2

I wrote this sentence:

He exerted total supremacy over his enemy as when he defeated the whole army himself a few years ago.

I am not so sure if "as when" is grammatical here. I am trying to mean something like "just like when he..." and make it sound a little more formal. Is it grammatically correct?
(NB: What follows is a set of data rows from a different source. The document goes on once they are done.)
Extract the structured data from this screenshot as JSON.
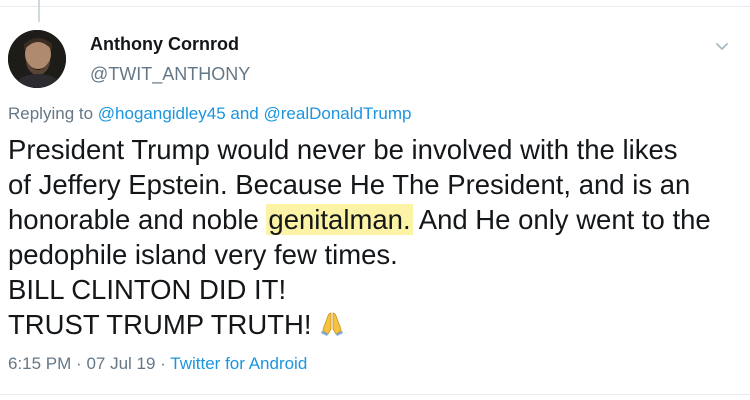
{
  "author": {
    "display_name": "Anthony Cornrod",
    "handle": "@TWIT_ANTHONY"
  },
  "reply": {
    "prefix": "Replying to",
    "mention_1": "@hogangidley45",
    "joiner": "and",
    "mention_2": "@realDonaldTrump"
  },
  "tweet": {
    "line_1": "President Trump would never be involved with the likes",
    "line_2": "of Jeffery Epstein. Because He The President, and is an",
    "line_3_before": "honorable and noble",
    "line_3_highlight": "genitalman.",
    "line_3_after": "And He only went to the",
    "line_4": "pedophile island very few times.",
    "line_5": "BILL CLINTON DID IT!",
    "line_6": "TRUST TRUMP TRUTH!"
  },
  "meta": {
    "time": "6:15 PM",
    "date": "07 Jul 19",
    "source": "Twitter for Android",
    "separator": "·"
  },
  "icons": {
    "menu": "chevron-down-icon",
    "emoji": "folded-hands-icon"
  },
  "colors": {
    "link": "#1b95e0",
    "secondary_text": "#657786",
    "primary_text": "#14171a",
    "highlight": "#fdf3a6"
  }
}
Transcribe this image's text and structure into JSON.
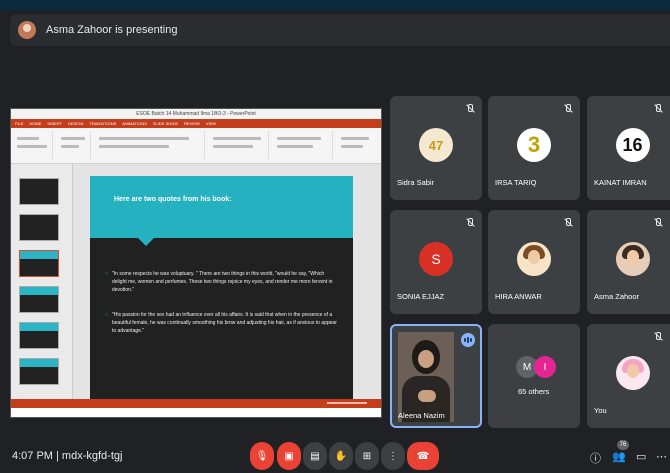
{
  "presenter": {
    "text": "Asma Zahoor is presenting"
  },
  "shared_screen": {
    "app_title": "ESOE Batch 14 Muhammad Ilma 1BO-3 - PowerPoint",
    "ribbon_tabs": [
      "FILE",
      "HOME",
      "INSERT",
      "DESIGN",
      "TRANSITIONS",
      "ANIMATIONS",
      "SLIDE SHOW",
      "REVIEW",
      "VIEW"
    ],
    "slide": {
      "title": "Here are two quotes from his book:",
      "bullets": [
        "\"In some respects he was voluptuary. \" There are two things in this world, \"would he say, \"Which delight me, women and perfumes. These two things rejoice my eyes, and render me more fervent in devotion.\"",
        "\"His passion for the sex had an influence over all his affairs. It is said that when in the presence of a beautiful female, he was continually smoothing his brow and adjusting his hair, as if anxious to appear to advantage.\""
      ]
    }
  },
  "participants": [
    {
      "name": "Sidra Sabir",
      "avatar": "47"
    },
    {
      "name": "IRSA TARIQ",
      "avatar": "3"
    },
    {
      "name": "KAINAT IMRAN",
      "avatar": "16"
    },
    {
      "name": "SONIA EJJAZ",
      "avatar": "S"
    },
    {
      "name": "HIRA ANWAR",
      "avatar": ""
    },
    {
      "name": "Asma Zahoor",
      "avatar": ""
    },
    {
      "name": "Aleena Nazim",
      "avatar": ""
    },
    {
      "name": "65 others",
      "avatar": "M",
      "avatar2": "I"
    },
    {
      "name": "You",
      "avatar": ""
    }
  ],
  "bottom_bar": {
    "time_code": "4:07 PM  |  mdx-kgfd-tgj",
    "raise_badge": "76"
  },
  "colors": {
    "end_call": "#ea4335",
    "accent": "#8ab4f8",
    "slide_teal": "#26b1c0"
  }
}
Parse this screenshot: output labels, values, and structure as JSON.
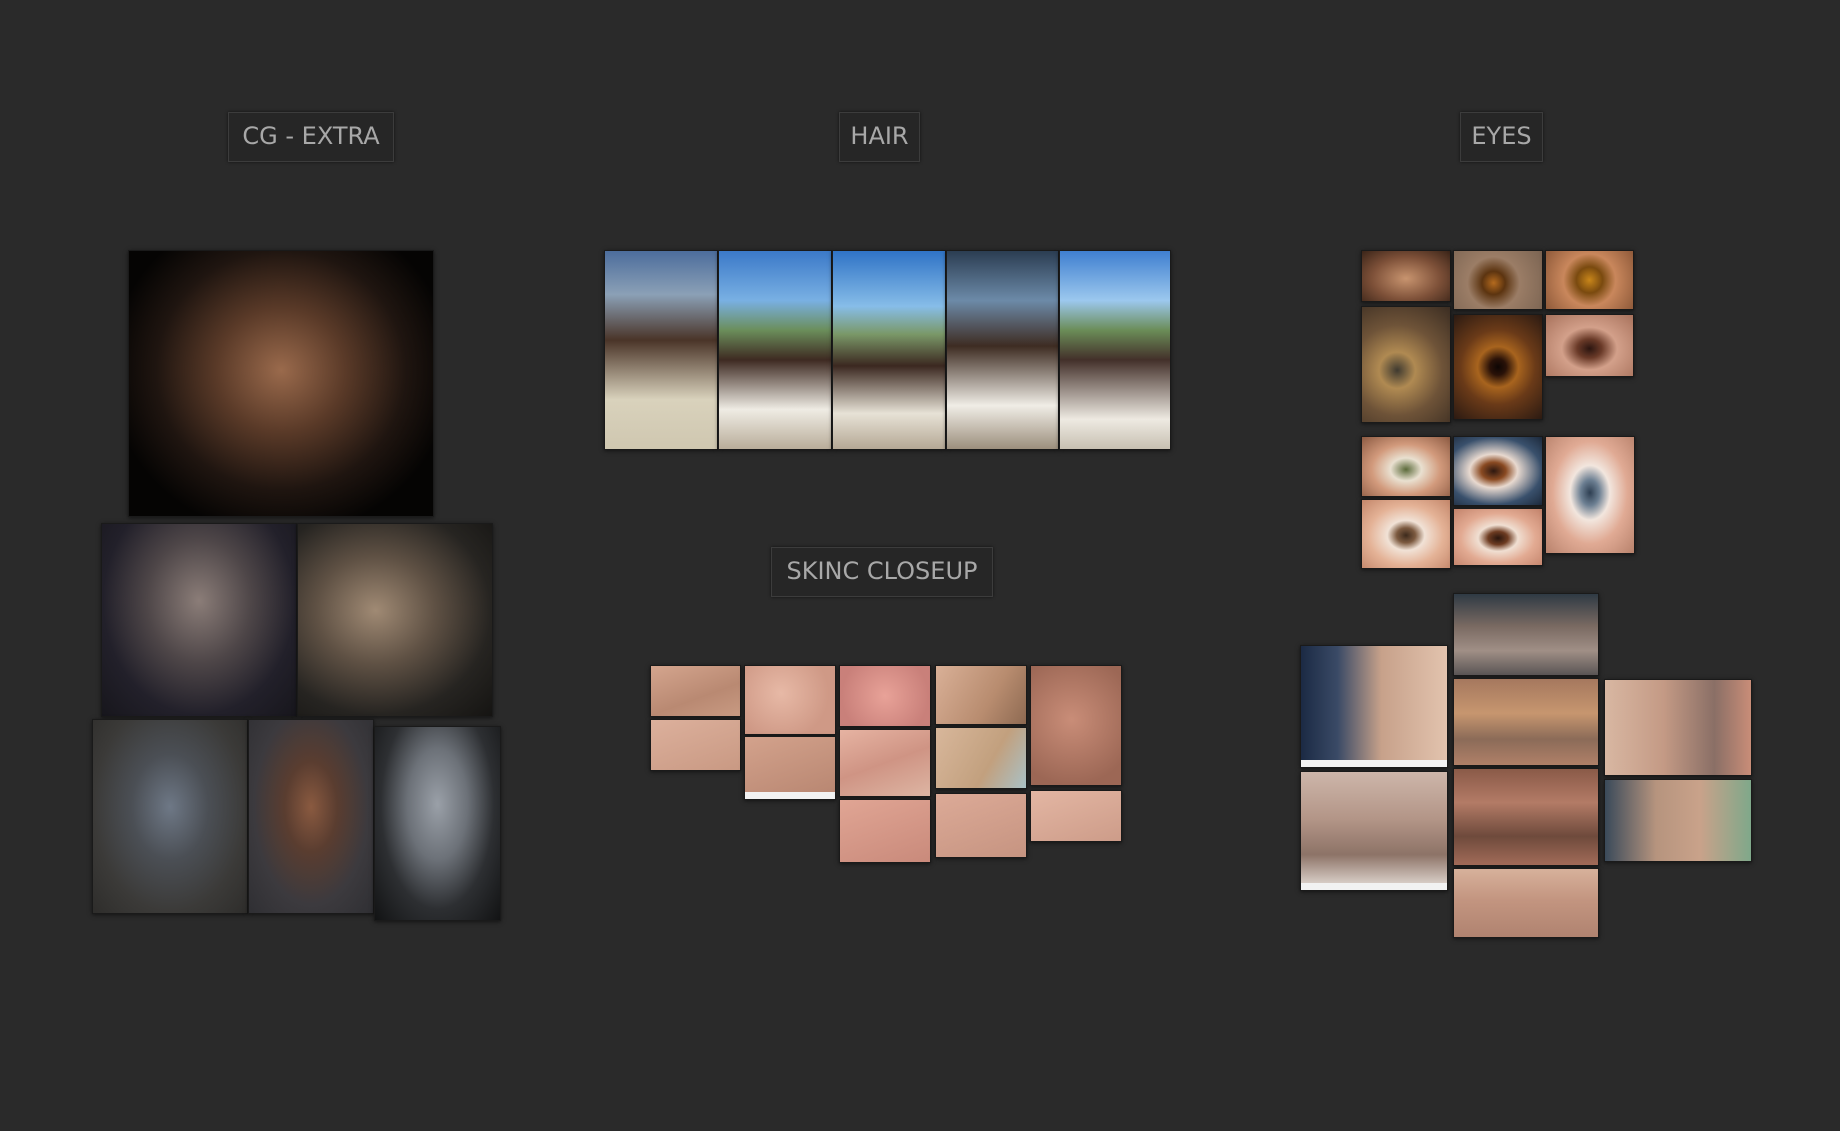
{
  "board": {
    "background": "#2a2a2a"
  },
  "groups": {
    "cg_extra": {
      "label": "CG - EXTRA"
    },
    "hair": {
      "label": "HAIR"
    },
    "eyes": {
      "label": "EYES"
    },
    "skin": {
      "label": "SKINC CLOSEUP"
    }
  },
  "images": {
    "cg_extra": [
      "dark-portrait",
      "portrait-a",
      "portrait-b",
      "statue-a",
      "statue-b",
      "head-sculpt"
    ],
    "hair": [
      "back-view",
      "front-view-1",
      "front-view-2",
      "side-view-1",
      "side-view-2"
    ],
    "skin": [
      "skin-1",
      "skin-2",
      "skin-3",
      "skin-4",
      "skin-5",
      "skin-6",
      "skin-7",
      "skin-8",
      "skin-9",
      "skin-10",
      "skin-11",
      "skin-12"
    ],
    "eyes": [
      "eye-1",
      "eye-2",
      "eye-3",
      "eye-4",
      "eye-5",
      "eye-6",
      "eye-7",
      "eye-8",
      "eye-9",
      "eye-10",
      "eye-11",
      "old-1",
      "old-2",
      "old-3",
      "old-4",
      "old-5",
      "old-6",
      "old-7",
      "old-8"
    ]
  }
}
  • You are not asking about the word "ago," but it seems to me that the meaning conveyed here is dependent on context. If the context implies that the first part of the sentence occurred yesterday, then the event that occurred "a few years ago" was earlier. If the context is "that time when he fought the third division," then the defeat of the whole army could have been earlier or later. I'm also left wondering how even the best warrior defeats a whole army with no help whatsoever from anyone else. – David K Apr 10 '18 at 11:37
  • @DavidK I'm sorry that the sentence structure was a bit confusing. The part where he exerts total supremacy over his enemy is the current situation that I'm describing and the time he defeated the whole army is an occurrence that happened a few years ago, and I am comparing the total supremacy part to the whole army part. Also, I know that it doesn't make much sense that he defeated the whole army himself. I was just writing a sentence to ask this question about the use of as when. – nox15 Apr 10 '18 at 23:44
  • No problem. The point possibly wasn't worth bringing up. I'm sure if you were to write a sentence like this "for real", it would occur in a context that made the meaning clearer. In the context you imply in your comment, "a few years ago" is a fine way to specify the time when that action occurred. – David K Apr 11 '18 at 3:33
  • @DavidK Thank you for your answer. So, to convey the meaning I intended, how should the sentence be rewritten? – nox15 Apr 11 '18 at 21:11
  • Depending on the context, it may not need rewriting. If the timeline is not already clear from context, however, you could insert a word such as "today" or "yesterday" (or whatever time is correct) before "as when". – David K Apr 12 '18 at 3:35
1

It would make sense if you added some qualifying elements to the sentence. One example (there are many that would work):

He exerted total supremacy over his enemy on several occasions, such as when he defeated the whole army himself a few years ago.

As it stands, however, it sounds at least awkward if not downright ungrammatical.

| improve this answer | |
  • Oh but I think that changes the meaning of the sentence. I'm talking about how he exerted total supremacy over this particular enemy he's fighting at the moment just like when he defeated the whole army a few years ago. – nox15 Apr 10 '18 at 3:05
  • Then you may want “over his enemy, just as he did when...” – mamster Apr 10 '18 at 3:18
  • @nox15: The point is that something else is needed. My suggestion was just an example, one of a possibly infinite number of examples. (I've edited to make that clear.) – Robusto Apr 10 '18 at 3:20
  • This answer raises the legitimate point that the sentence sounds ungrammatical. It's hard to parse, and while trying to parse it we're naturally going to try to fill in the "missing" words that would make the sentence easier to read. I think the intended meaning is the most plausible reading and that the example shown in this answer is a misreading, but it's such a subtle misreading that you really should expect a large number of literate readers to make similar misinterpretations. The remedy is to write in a clearer style. – David K Apr 10 '18 at 11:24
  • So how could it be changed to be both grammatical and convey the intended meaning? – nox15 Apr 11 '18 at 3:02
1

It is grammatically correct, but unusual: most people would add a comma before as to make it easier to read.

He exerted total supremacy over his enemy, as when he defeated the whole army himself a few years ago.

It can be made a bit more readable by adding he did:

He exerted total supremacy over his enemy, as he did when he defeated the whole army himself a few years ago.

The meaning of as in this context is defined in the Oxford Dictionary, meaning 2 as: Used to indicate by comparison the way that something happens or is done.. A more common example of this usage would be:

He went to work by bus, as usual

as has a lot of possible meanings so its usage can be confusing. You could use like, but as you mentioned it does sound rather informal. Alternative ways of saying the same thing formally in this context would be such as or for example.

| improve this answer | |

Your Answer

By clicking “Post Your Answer”, you agree to our terms of service, privacy policy and cookie policy

Not the answer you're looking for? Browse other questions tagged or ask your own question.